Frustration soared 86% during COVID, study finds
But few Jamaicans sought counselling to cope
The COVID-19 pandemic has increased frustration among the Jamaican population, pushing many to resort to negative and unhealthy coping strategies, a recent survey by researchers from Northern Caribbean University (NCU) has found.
In a call to action, researchers have lobbied for policymakers to assess the findings to determine the scope and scale of intervention needed.
The survey, which was conducted June 5-19 across 14 parishes, found that about 86 per cent of 500 respondents experienced varying levels of frustration, while nearly 14 per cent said they did not.
With a margin of error of three per cent, the survey also identified factors related to the pandemic that sparked the rise in frustration (disappointment or dissatisfaction).
Significant triggers include people in the 26-33 age group, financial difficulties, dropping out of school, and limited social gatherings. The NCU research team noted that respondents in the 26-33 age group were more likely to become frustrated than those aged 18 to 25 years.
Respondents said that their coping strategies included increased social-media usage, family bonding and friendship, sourcing other employment, attending religious services, smoking, and consuming alcohol. Sixty-two per cent of persons surveyed indicated that their coping strategies were somewhat effective.
However, in analysing the findings, the NCU researchers point to some disturbing patterns.
One was that only 7.4 per cent of respondents selected counselling as a coping strategy. The researchers explained that people typically avoid seeking help from a therapist because it signifies weakness.
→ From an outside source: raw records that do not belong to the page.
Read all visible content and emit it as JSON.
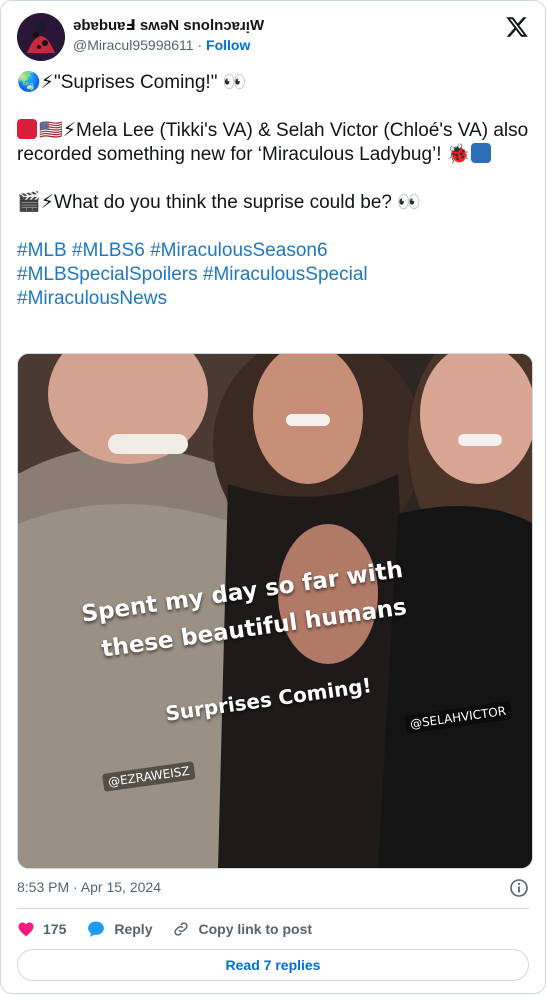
{
  "author": {
    "display_name": "ǝbɐbuɐℲ sʍǝN snolnɔɐɹᴉW",
    "handle": "@Miracul95998611",
    "separator": "·",
    "follow_label": "Follow"
  },
  "tweet": {
    "line1": "\"Suprises Coming!\" 👀",
    "line2": "Mela Lee (Tikki's VA) & Selah Victor (Chloé's VA) also recorded something new for ‘Miraculous Ladybug’! ",
    "line3": "What do you think the suprise could be? 👀",
    "hashtags": [
      "#MLB",
      "#MLBS6",
      "#MiraculousSeason6",
      "#MLBSpecialSpoilers",
      "#MiraculousSpecial",
      "#MiraculousNews"
    ],
    "emoji": {
      "globe": "🌏",
      "bolt": "⚡",
      "flag": "🇺🇸",
      "bug": "🐞",
      "clapper": "🎬"
    }
  },
  "photo": {
    "caption_line1": "Spent my day so far with",
    "caption_line2": "these beautiful humans",
    "caption_line3": "Surprises Coming!",
    "tag_left": "@EZRAWEISZ",
    "tag_right": "@SELAHVICTOR"
  },
  "meta": {
    "timestamp": "8:53 PM · Apr 15, 2024"
  },
  "actions": {
    "like_count": "175",
    "reply_label": "Reply",
    "copy_label": "Copy link to post",
    "read_replies_label": "Read 7 replies"
  },
  "colors": {
    "link": "#1d78c1",
    "follow": "#006fd6",
    "like": "#f91880",
    "reply": "#1d9bf0"
  }
}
Other negative coping strategies include smoking and consumption of alcohol.
“The increased use of social media can aid in distracting persons from their frustration. However, it also has many negative consequences,” the report said.
While nearly three-quarters of respondents cited social media usage as a way of coping with frustration, researchers note that “there is a strong link between heavy social media and an increased risk for depression, anxiety, loneliness, self-harm, and even suicidal thoughts”.
The report, titled An Examination of the Frustration Levels among Jamaicans Before and During the Coronavirus Disease 19 Pandemic, was conducted by an interdepartmental team of students led by Paul Bourne, acting director of institutional research at the Mandeville-based NCU.